Beyond race, our country is changing religiously as well. Our nation is no longer the P in WASP, or White Anglo-Saxon Protestant. We’re Jewish and Catholic and Muslim and Unitarian Universalist, as well as ‘nones’ with no religious affiliation. Some want to make America solely Christian again, but it’s always been pluralistic. The first Jewish congregation was established in 1654, in New Amsterdam, now called New York. And 10 – 15% of enslaved Africans in early America were Muslim, though most hid their faith or converted to Christianity. Dominant white Christians wrote this American myth they blindly wish was true.

Change is happening, despite the anger of those clinging to white supremacy, despite the silence of those comfortable with white privilege. Whatever our own race or immigrant status, we can choose how we handle this change. Can we, Unitarian Universalists who claim to value diversity, reduce this fear, perhaps even our own? Can we foster cultural harmony when we’re primarily a white mono-culture?

I believe we can help America be the America Hughes dreamed of when we break down the barriers that divide us and get to know each other. When we look closely at white privilege and make conscious effort to dismantle white cultural dominance, we’ll be making room for all cultures, and that will reduce fear. For those of us who identify as white, changing our perspective along with the country’s, is a significant spiritual challenge. It means de-centering our whiteness when we’re swimming in a sea of white culture.

As a white female, I’m comfortable with white culture, but I know my white privilege must end. As a mother, I can’t imagine the fear of a woman who wonders if her son will be arrested or simply be alive at the end of the day. That fear no one should have. Losing my white privilege will discomfort me, but my discomfort is nothing compared to that of historically marginalized people. I can’t accept the oppression of some people while being true to my UU Principles.

This congregation will continue to offer book discussions, classes, and other opportunities to learn about de-centering whiteness and systemic racism. We’ll be revisiting our Welcoming Congregation status and recommit to making room for gays, lesbians, bisexual, transgender, and gender queer folks. And we’ll be making opportunities for you to engage with people who are different from you, whoever you are, whatever labels you wear. We want to engage in healthy, life-affirming ways with those who differ from me or from you, theologically, politically, ethnically, and more.

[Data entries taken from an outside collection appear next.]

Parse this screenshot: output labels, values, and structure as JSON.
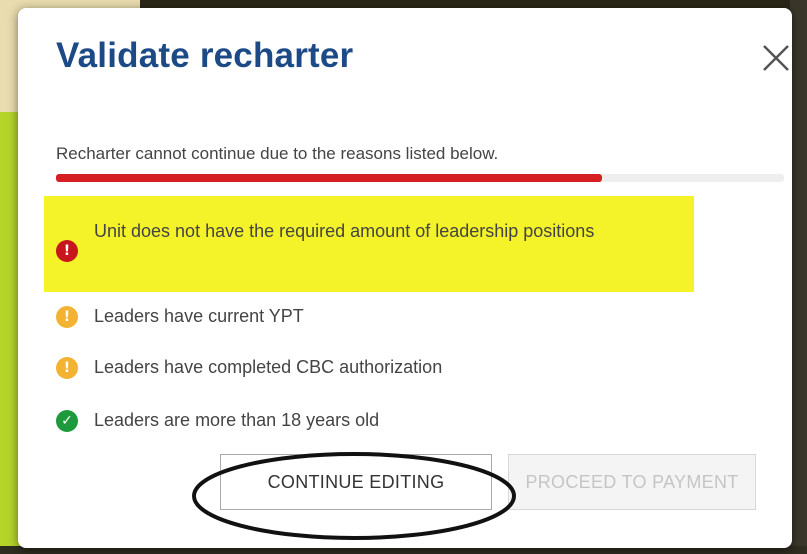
{
  "dialog": {
    "title": "Validate recharter",
    "close_icon": "close-icon",
    "subtitle": "Recharter cannot continue due to the reasons listed below.",
    "progress_fraction": 0.75,
    "items": [
      {
        "text": "Unit does not have the required amount of leadership positions",
        "status": "error",
        "icon": "error-icon",
        "glyph": "!",
        "color": "#c8161d",
        "highlighted": true
      },
      {
        "text": "Leaders have current YPT",
        "status": "warning",
        "icon": "warning-icon",
        "glyph": "!",
        "color": "#f4b233"
      },
      {
        "text": "Leaders have completed CBC authorization",
        "status": "warning",
        "icon": "warning-icon",
        "glyph": "!",
        "color": "#f4b233"
      },
      {
        "text": "Leaders are more than 18 years old",
        "status": "success",
        "icon": "check-icon",
        "glyph": "✓",
        "color": "#1e9a3d"
      }
    ],
    "buttons": {
      "continue_label": "CONTINUE EDITING",
      "proceed_label": "PROCEED TO PAYMENT",
      "proceed_disabled": true
    }
  },
  "colors": {
    "title": "#1c4a86",
    "progress": "#d51f23",
    "highlight": "#f4f229"
  }
}
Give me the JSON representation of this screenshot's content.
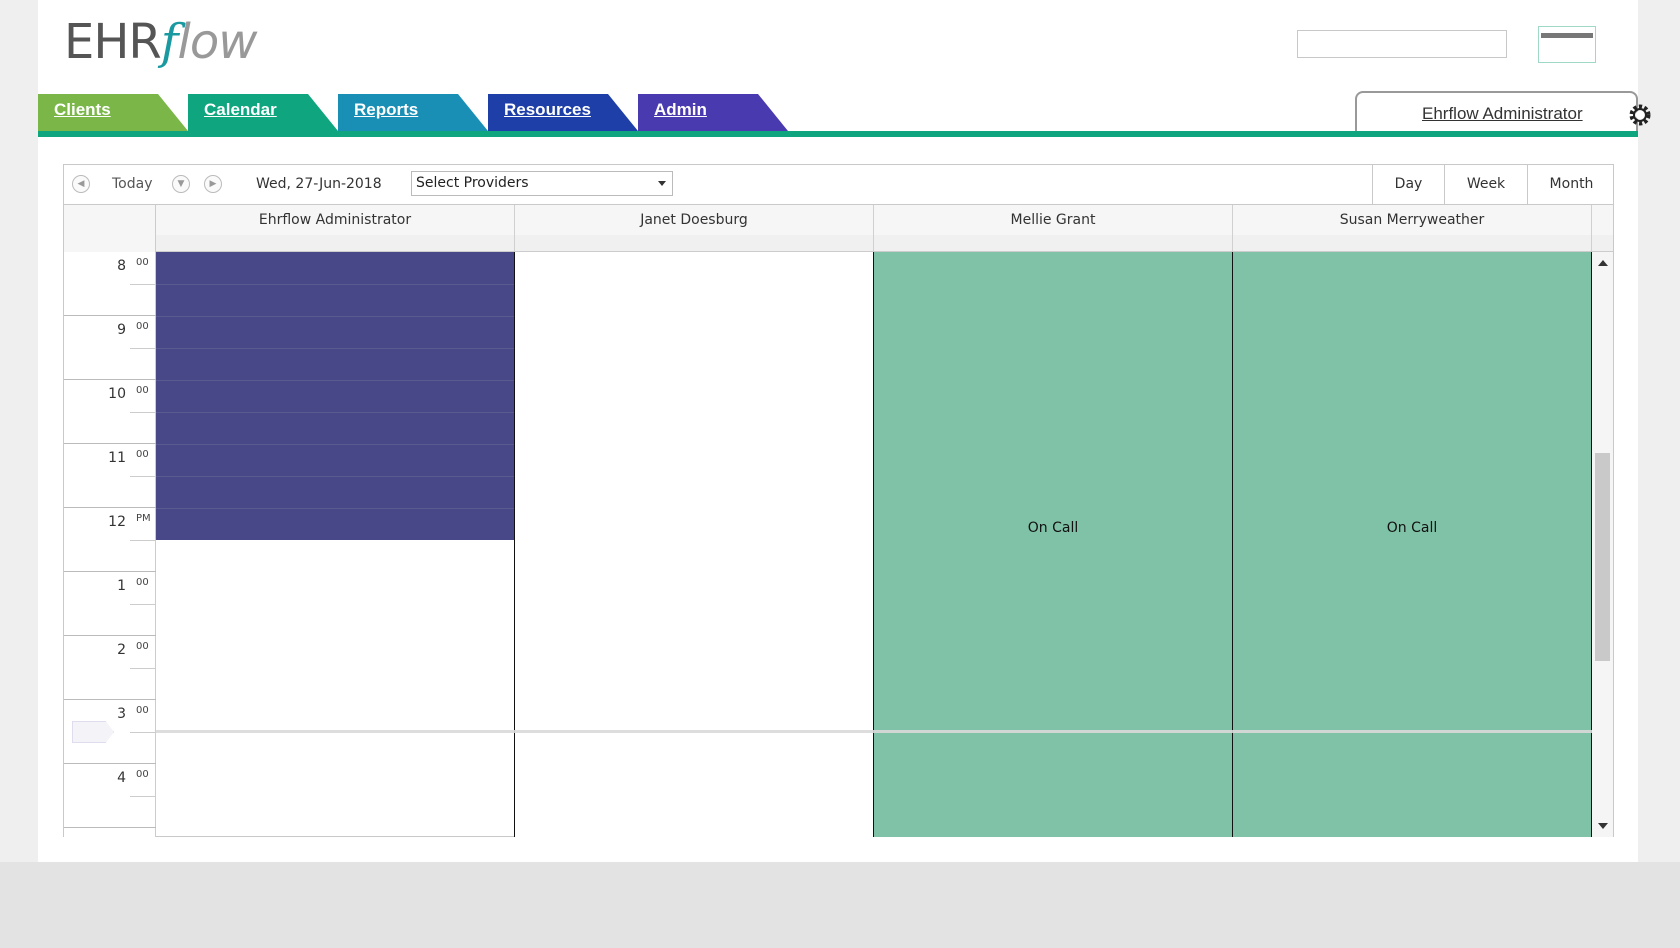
{
  "app": {
    "logo_ehr": "EHR",
    "logo_f": "f",
    "logo_low": "low"
  },
  "header": {
    "search_value": ""
  },
  "tabs": [
    {
      "label": "Clients",
      "color": "#7ab648"
    },
    {
      "label": "Calendar",
      "color": "#0fa57e"
    },
    {
      "label": "Reports",
      "color": "#1a8fb5"
    },
    {
      "label": "Resources",
      "color": "#1f3fa8"
    },
    {
      "label": "Admin",
      "color": "#4a3ab0"
    }
  ],
  "user": {
    "name": "Ehrflow Administrator",
    "icon": "gear-icon"
  },
  "toolbar": {
    "prev_icon": "chevron-left-icon",
    "today_label": "Today",
    "picker_icon": "chevron-down-icon",
    "next_icon": "chevron-right-icon",
    "date": "Wed, 27-Jun-2018",
    "providers_placeholder": "Select Providers",
    "views": [
      "Day",
      "Week",
      "Month"
    ]
  },
  "columns": [
    {
      "name": "Ehrflow Administrator"
    },
    {
      "name": "Janet Doesburg"
    },
    {
      "name": "Mellie Grant"
    },
    {
      "name": "Susan Merryweather"
    }
  ],
  "hours": [
    {
      "hour": "8",
      "suffix": "00"
    },
    {
      "hour": "9",
      "suffix": "00"
    },
    {
      "hour": "10",
      "suffix": "00"
    },
    {
      "hour": "11",
      "suffix": "00"
    },
    {
      "hour": "12",
      "suffix": "PM"
    },
    {
      "hour": "1",
      "suffix": "00"
    },
    {
      "hour": "2",
      "suffix": "00"
    },
    {
      "hour": "3",
      "suffix": "00"
    },
    {
      "hour": "4",
      "suffix": "00"
    }
  ],
  "events": {
    "mellie": "On Call",
    "susan": "On Call"
  },
  "colors": {
    "busy": "#484888",
    "on_call": "#80c2a8",
    "accent": "#0fa57e"
  }
}
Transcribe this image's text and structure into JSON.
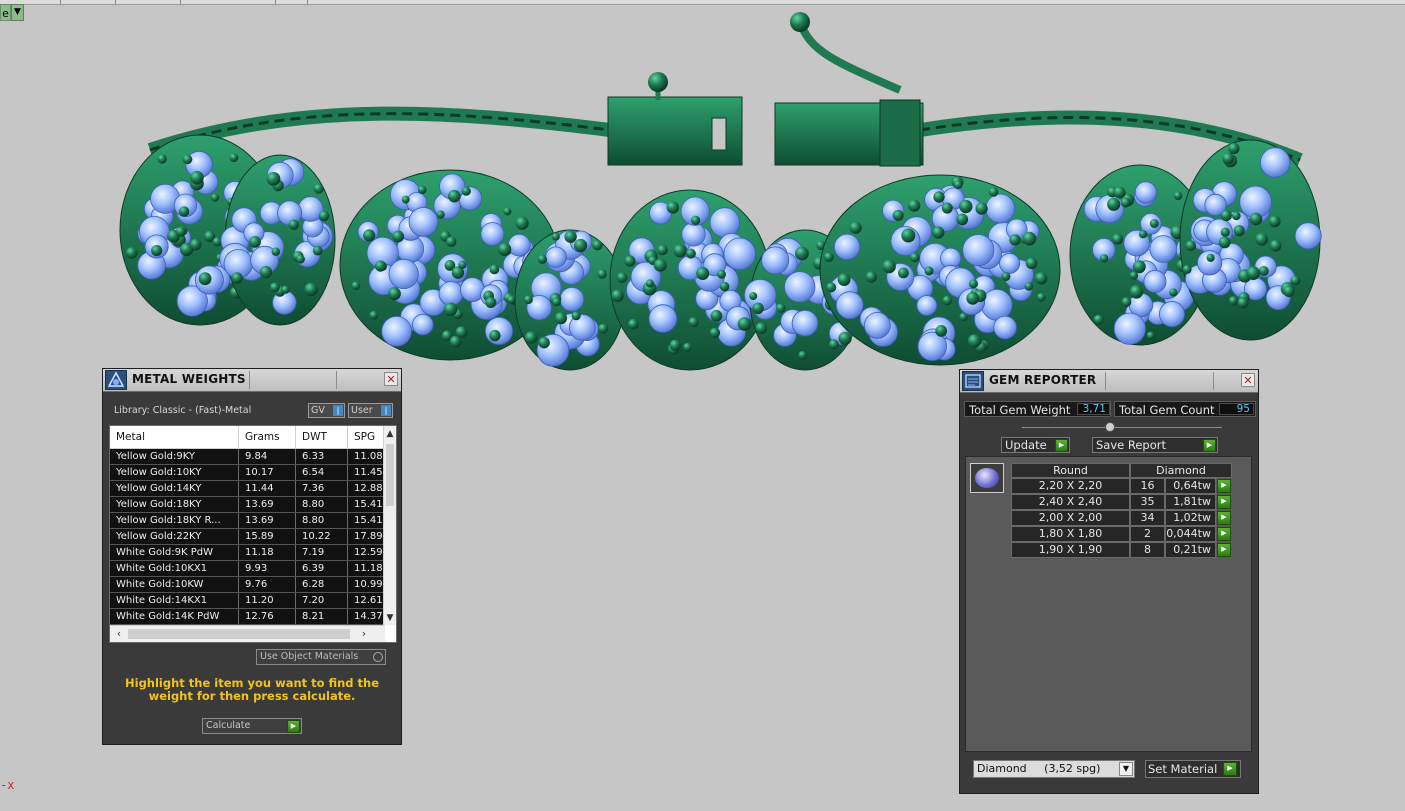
{
  "window": {
    "corner_label": "e",
    "axis_label": "-x"
  },
  "colors": {
    "metal": "#1f7a52",
    "gem": "#8ab4ff",
    "panel_bg": "#3a3a3a",
    "hint": "#f2c41a",
    "gem_value": "#5fc8ee"
  },
  "metal_weights": {
    "title": "METAL WEIGHTS",
    "library": "Library: Classic - (Fast)-Metal",
    "toggle_gv": "GV",
    "toggle_user": "User",
    "columns": [
      "Metal",
      "Grams",
      "DWT",
      "SPG"
    ],
    "rows": [
      [
        "Yellow Gold:9KY",
        "9.84",
        "6.33",
        "11.08"
      ],
      [
        "Yellow Gold:10KY",
        "10.17",
        "6.54",
        "11.45"
      ],
      [
        "Yellow Gold:14KY",
        "11.44",
        "7.36",
        "12.88"
      ],
      [
        "Yellow Gold:18KY",
        "13.69",
        "8.80",
        "15.41"
      ],
      [
        "Yellow Gold:18KY R...",
        "13.69",
        "8.80",
        "15.41"
      ],
      [
        "Yellow Gold:22KY",
        "15.89",
        "10.22",
        "17.89"
      ],
      [
        "White Gold:9K PdW",
        "11.18",
        "7.19",
        "12.59"
      ],
      [
        "White Gold:10KX1",
        "9.93",
        "6.39",
        "11.18"
      ],
      [
        "White Gold:10KW",
        "9.76",
        "6.28",
        "10.99"
      ],
      [
        "White Gold:14KX1",
        "11.20",
        "7.20",
        "12.61"
      ],
      [
        "White Gold:14K PdW",
        "12.76",
        "8.21",
        "14.37"
      ]
    ],
    "use_object_materials": "Use Object Materials",
    "hint": "Highlight the item you want to find the weight for then press calculate.",
    "calculate": "Calculate"
  },
  "gem_reporter": {
    "title": "GEM REPORTER",
    "total_weight_label": "Total Gem Weight",
    "total_weight": "3,71",
    "total_count_label": "Total Gem Count",
    "total_count": "95",
    "update": "Update",
    "save_report": "Save Report",
    "col_shape": "Round",
    "col_type": "Diamond",
    "rows": [
      {
        "size": "2,20 X 2,20",
        "count": "16",
        "weight": "0,64tw"
      },
      {
        "size": "2,40 X 2,40",
        "count": "35",
        "weight": "1,81tw"
      },
      {
        "size": "2,00 X 2,00",
        "count": "34",
        "weight": "1,02tw"
      },
      {
        "size": "1,80 X 1,80",
        "count": "2",
        "weight": "0,044tw"
      },
      {
        "size": "1,90 X 1,90",
        "count": "8",
        "weight": "0,21tw"
      }
    ],
    "material": "Diamond     (3,52 spg)",
    "set_material": "Set Material"
  }
}
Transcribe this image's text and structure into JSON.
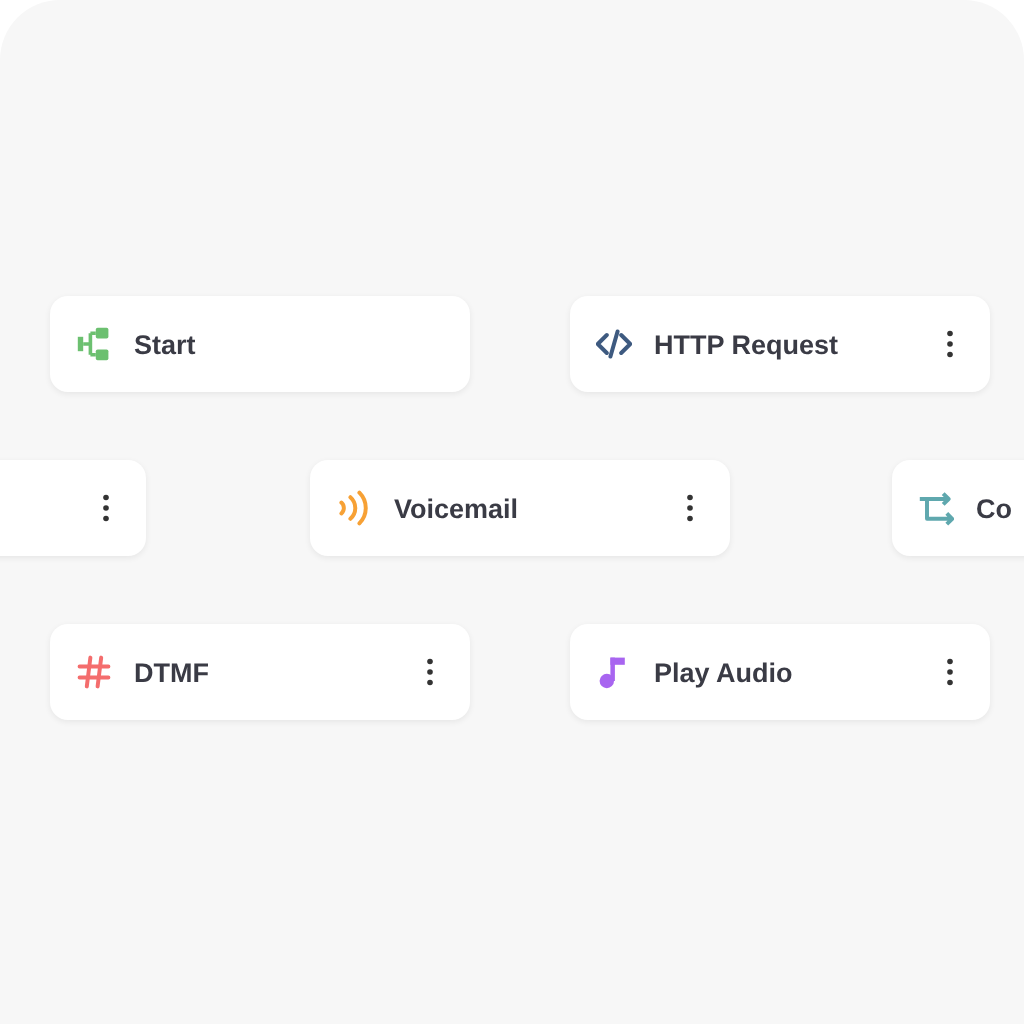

For that is how fear will be eliminated and the promise of our founders made real.

Activist and columnist for Salon, Al Jazeera English, and other media outlets, Paul Rosenberg writes:

America’s promise means nothing, and belongs to none of us, unless it belongs to the least among us, the most discounted, oppressed and despised. We are not doing anyone a favor or being selfless when we align ourselves with the powerless, the forgotten, the strangers among us. We are taking the only sure path to our own salvation.

If anyone is excluded from universal promises and protections, then we all are. It’s just a matter of time for each of us before our individual luck runs out. There is no one whose life is so foreign, so strange and alien to us that it does not reflect on our own humanity. In fact, the more strange and alien it at first appears, the deeper the connection ultimately goes. []

We are interconnected and interdependent beings. We cannot allow fear and difference to try to separate us.

Dr. Martin Luther King, Jr., once said, “We must learn to live together as brothers or perish together as fools.” Let us not be such fools.

Questions for Reflection or Discussion:

  1. America is a ‘land of many colors’. What do you value most about our cultural differences? What concerns you most about our cultural differences?
  2. Does the projected demographic change from a white majority to a multi-cultural majority in our nation trouble you, and/or do you look forward to it? Share.
  3. Have you ever felt hate or suspicion directed at you because of some identity you display? How have you responded to that? What might this UU community do to reduce fear and hate?